CHENNAI: Turning Red is a multivalent title. Red for auspiciousness, in the Chinese culture it depicts. Turning red for blushing, for crushes and hormonal surges. Red for the creature that is a big part of the storyline. Red for the colour of blood. Specifically, menstruation. So it’s right there in the title, the element that has gotten some people upset.
In Pixar/Disney’s latest animated film, a pre-teen Canadian girl named Mei has enough on her plate between her overbearing mother and adolescent life when she turns, without warning, into a red panda. This is because of a matrilineal curse, which her family keeps secret until she looks in the mirror and panda-monium ensues. For generations, the women experience the transformation, then undergo a ritual that tames the wild spiritedness within them and keeps it safe — but locked up in a trinket. Like some curses, what it really is is a superpower — but one that Mei’s family, as a custom, keeps in check and under wraps.

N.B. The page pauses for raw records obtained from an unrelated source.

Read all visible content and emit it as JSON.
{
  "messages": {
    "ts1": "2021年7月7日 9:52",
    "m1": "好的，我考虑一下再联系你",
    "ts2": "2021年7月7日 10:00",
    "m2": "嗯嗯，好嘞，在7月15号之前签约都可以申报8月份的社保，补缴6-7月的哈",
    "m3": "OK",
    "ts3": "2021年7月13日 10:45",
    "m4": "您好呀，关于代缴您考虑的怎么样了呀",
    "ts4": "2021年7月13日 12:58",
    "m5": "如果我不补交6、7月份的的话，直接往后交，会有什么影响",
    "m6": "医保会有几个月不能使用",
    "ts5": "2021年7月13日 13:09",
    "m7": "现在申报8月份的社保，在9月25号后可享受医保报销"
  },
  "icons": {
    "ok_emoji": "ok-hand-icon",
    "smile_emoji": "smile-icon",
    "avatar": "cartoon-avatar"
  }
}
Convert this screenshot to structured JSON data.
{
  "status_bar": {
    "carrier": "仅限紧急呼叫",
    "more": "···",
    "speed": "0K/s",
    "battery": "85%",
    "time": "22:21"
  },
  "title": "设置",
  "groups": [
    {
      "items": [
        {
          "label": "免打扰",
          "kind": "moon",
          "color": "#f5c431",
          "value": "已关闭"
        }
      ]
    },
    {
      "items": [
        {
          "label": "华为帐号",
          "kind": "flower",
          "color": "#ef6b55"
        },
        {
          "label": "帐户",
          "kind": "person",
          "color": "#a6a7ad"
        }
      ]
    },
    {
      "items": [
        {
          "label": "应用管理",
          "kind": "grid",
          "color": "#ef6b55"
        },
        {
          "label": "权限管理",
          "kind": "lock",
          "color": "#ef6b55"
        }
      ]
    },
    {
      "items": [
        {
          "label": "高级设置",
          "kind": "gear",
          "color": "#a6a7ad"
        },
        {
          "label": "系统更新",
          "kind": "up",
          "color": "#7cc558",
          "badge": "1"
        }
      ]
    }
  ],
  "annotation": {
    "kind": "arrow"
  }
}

In a scene early in the film, Mei’s mother thinks her daughter has gotten her first period and comes to her bathroom, bringing products she may need. They’ve clearly discussed the topic before. For some reason, the mother has talked to the child about the perfectly normal onset of puberty, but not about the highly anomalous onset of red pandahood. Turning Red normalises the first without any awkwardness at all. As those made uncomfortable by this scene have shown, destigmatising like this is still needed. This conservative approach dovetails with a racist one: some have vocalised that they find the Asian protagonist “unrelatable”, clearly not having read the memo that personal disconnection from a work of art is in no way a reflection on that work’s greatness. And Turning Red is, without a doubt, great.

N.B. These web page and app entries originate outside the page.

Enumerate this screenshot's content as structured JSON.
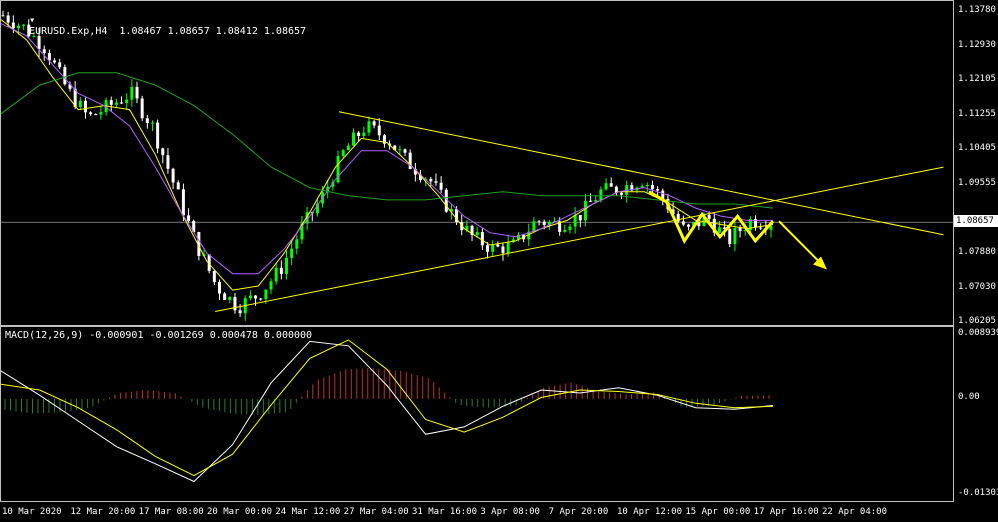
{
  "header": {
    "title": "EURUSD.Exp,H4  1.08467 1.08657 1.08412 1.08657"
  },
  "macd": {
    "title": "MACD(12,26,9) -0.000901 -0.001269 0.000478 0.000000"
  },
  "colors": {
    "bull": "#00ff00",
    "bear": "#ffffff",
    "ma_fast": "#ffff00",
    "ma_mid": "#b060ff",
    "ma_slow": "#20a020",
    "trend": "#ffff00",
    "hist_pos": "#c03030",
    "hist_neg": "#2e7d2e",
    "macd_line": "#ffffff",
    "signal_line": "#ffff00",
    "current_price": "#c0c0c0"
  },
  "price_axis": {
    "labels": [
      "1.13780",
      "1.12930",
      "1.12105",
      "1.11255",
      "1.10405",
      "1.09555",
      "1.08657",
      "1.07880",
      "1.07030",
      "1.06205"
    ],
    "current": "1.08657"
  },
  "macd_axis": {
    "labels": [
      "0.008939",
      "0.00",
      "-0.013037"
    ]
  },
  "time_axis": {
    "labels": [
      "10 Mar 2020",
      "12 Mar 20:00",
      "17 Mar 08:00",
      "20 Mar 00:00",
      "24 Mar 12:00",
      "27 Mar 04:00",
      "31 Mar 16:00",
      "3 Apr 08:00",
      "7 Apr 20:00",
      "10 Apr 12:00",
      "15 Apr 00:00",
      "17 Apr 16:00",
      "22 Apr 04:00"
    ]
  },
  "chart_data": [
    {
      "type": "candlestick",
      "title": "EURUSD.Exp,H4",
      "ylim": [
        1.0615,
        1.1405
      ],
      "x": [
        "10 Mar 2020",
        "12 Mar 20:00",
        "17 Mar 08:00",
        "20 Mar 00:00",
        "24 Mar 12:00",
        "27 Mar 04:00",
        "31 Mar 16:00",
        "3 Apr 08:00",
        "7 Apr 20:00",
        "10 Apr 12:00",
        "15 Apr 00:00",
        "17 Apr 16:00",
        "22 Apr 04:00"
      ],
      "close_path": [
        1.137,
        1.134,
        1.129,
        1.119,
        1.112,
        1.115,
        1.118,
        1.11,
        1.096,
        1.082,
        1.071,
        1.066,
        1.069,
        1.075,
        1.085,
        1.093,
        1.104,
        1.11,
        1.107,
        1.101,
        1.097,
        1.089,
        1.083,
        1.08,
        1.081,
        1.087,
        1.086,
        1.088,
        1.094,
        1.095,
        1.097,
        1.092,
        1.084,
        1.088,
        1.082,
        1.087,
        1.0866
      ],
      "series": [
        {
          "name": "MA fast",
          "values": [
            1.136,
            1.131,
            1.122,
            1.114,
            1.115,
            1.114,
            1.103,
            1.089,
            1.077,
            1.07,
            1.071,
            1.079,
            1.089,
            1.1,
            1.107,
            1.106,
            1.1,
            1.093,
            1.085,
            1.081,
            1.082,
            1.085,
            1.087,
            1.091,
            1.094,
            1.094,
            1.091,
            1.087,
            1.086,
            1.085,
            1.086
          ]
        },
        {
          "name": "MA mid",
          "values": [
            1.135,
            1.132,
            1.125,
            1.118,
            1.115,
            1.11,
            1.1,
            1.089,
            1.079,
            1.074,
            1.074,
            1.08,
            1.088,
            1.097,
            1.104,
            1.104,
            1.1,
            1.094,
            1.088,
            1.084,
            1.083,
            1.085,
            1.088,
            1.091,
            1.094,
            1.095,
            1.093,
            1.09,
            1.088,
            1.087,
            1.087
          ]
        },
        {
          "name": "MA slow",
          "values": [
            1.113,
            1.12,
            1.123,
            1.123,
            1.12,
            1.115,
            1.108,
            1.1,
            1.095,
            1.093,
            1.092,
            1.092,
            1.093,
            1.094,
            1.093,
            1.093,
            1.093,
            1.092,
            1.091,
            1.091,
            1.09
          ]
        }
      ],
      "annotations": {
        "upper_trendline": [
          [
            0.355,
            1.1135
          ],
          [
            0.99,
            1.0835
          ]
        ],
        "lower_trendline": [
          [
            0.225,
            1.0648
          ],
          [
            0.99,
            1.1
          ]
        ],
        "projection_zigzag": [
          1.094,
          1.0915,
          1.082,
          1.0885,
          1.083,
          1.088,
          1.082,
          1.0868
        ],
        "projection_arrow": [
          1.0868,
          1.076
        ]
      }
    },
    {
      "type": "histogram+line",
      "title": "MACD(12,26,9)",
      "ylim": [
        -0.013037,
        0.008939
      ],
      "histogram": [
        -0.0015,
        -0.002,
        -0.0018,
        -0.0012,
        0.0008,
        0.0012,
        0.0008,
        -0.0012,
        -0.002,
        -0.0022,
        -0.0018,
        0.0025,
        0.004,
        0.0042,
        0.0038,
        0.0028,
        -0.0008,
        -0.0012,
        -0.001,
        0.0015,
        0.0022,
        0.001,
        0.0006,
        0.0009,
        -0.0012,
        -0.0009,
        0.0004,
        0.0005
      ],
      "series": [
        {
          "name": "MACD",
          "values": [
            0.0038,
            0.0005,
            -0.003,
            -0.0065,
            -0.0088,
            -0.0112,
            -0.0062,
            0.0022,
            0.0078,
            0.0072,
            0.0018,
            -0.0048,
            -0.0038,
            -0.001,
            0.0012,
            0.0008,
            0.0015,
            0.0005,
            -0.0012,
            -0.0014,
            -0.0009
          ]
        },
        {
          "name": "Signal",
          "values": [
            0.002,
            0.0012,
            -0.0012,
            -0.0042,
            -0.0078,
            -0.0104,
            -0.0075,
            -0.0008,
            0.0055,
            0.008,
            0.004,
            -0.0028,
            -0.0045,
            -0.0025,
            0.0002,
            0.0012,
            0.001,
            0.0006,
            -0.0006,
            -0.0012,
            -0.001
          ]
        }
      ]
    }
  ]
}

The film is also a relief to watch given how unsettlingly another recent animated movie about families dealt with intergenerational trauma. In Encanto, abuse is treated as being merely dysfunction, and its perpetrators get away with it because their victims still love them. Its storyline ultimately enables abuse, because mere acknowledgment is simply not enough. There’s a darkness in that film, one that leaves an aftertaste, whereas Turning Red is full of levity in large part because it is so very reparative. What happens in Encanto is arguably more egregious, but then such comparisons when it comes to the deeply subjective effects of such scenarios are, well, relative.

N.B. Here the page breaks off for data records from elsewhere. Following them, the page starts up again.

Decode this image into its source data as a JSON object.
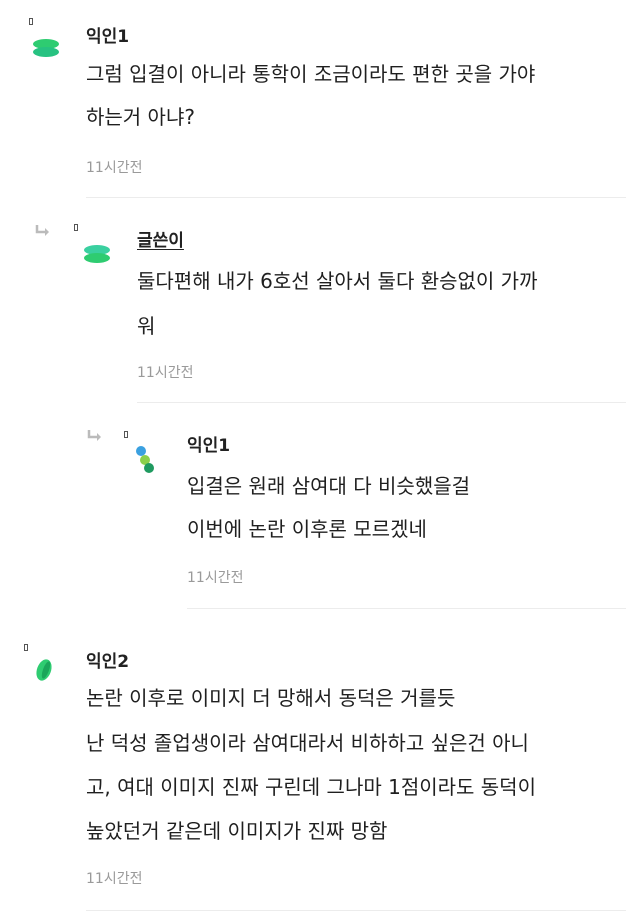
{
  "comments": [
    {
      "author": "익인1",
      "lines": [
        "그럼 입결이 아니라 통학이 조금이라도 편한 곳을 가야",
        "하는거 아냐?"
      ],
      "time": "11시간전",
      "avatar": "green-pill-stack"
    },
    {
      "author": "글쓴이",
      "lines": [
        "둘다편해 내가 6호선 살아서 둘다 환승없이 가까",
        "워"
      ],
      "time": "11시간전",
      "avatar": "green-pill-stack"
    },
    {
      "author": "익인1",
      "lines": [
        "입결은 원래 삼여대 다 비슷했을걸",
        "이번에 논란 이후론 모르겠네"
      ],
      "time": "11시간전",
      "avatar": "multicolor-dots"
    },
    {
      "author": "익인2",
      "lines": [
        "논란 이후로 이미지 더 망해서 동덕은 거를듯",
        "난 덕성 졸업생이라 삼여대라서 비하하고 싶은건 아니",
        "고, 여대 이미지 진짜 구린데 그나마 1점이라도 동덕이",
        "높았던거 같은데 이미지가 진짜 망함"
      ],
      "time": "11시간전",
      "avatar": "green-leaf"
    }
  ],
  "colors": {
    "avatar_green": "#2ecc71",
    "avatar_teal": "#3ad0a0",
    "time_gray": "#9a9a9a",
    "divider": "#ececec"
  }
}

Still, along with 2010’s Tangled — a sheer revelation, one that successfully spins the evil stepmother trope of fairytales into the taboo subject of mothers and mother figures with narcissistic personality disorder — both Encanto and Turning Red expand the genre of animated films that deal with the institution of family in a meaningful way that is supportive of those who have suffered within that institution, and suffered because it is considered sacrosanct.
Considering that Turning Red already deals with a tricky subject, that its creators chose to add another delicate layer of referencing menstruation was a risk, but one that paid off. Can the movie work without it? Sure. Does it make the movie work even better? Definitely, period.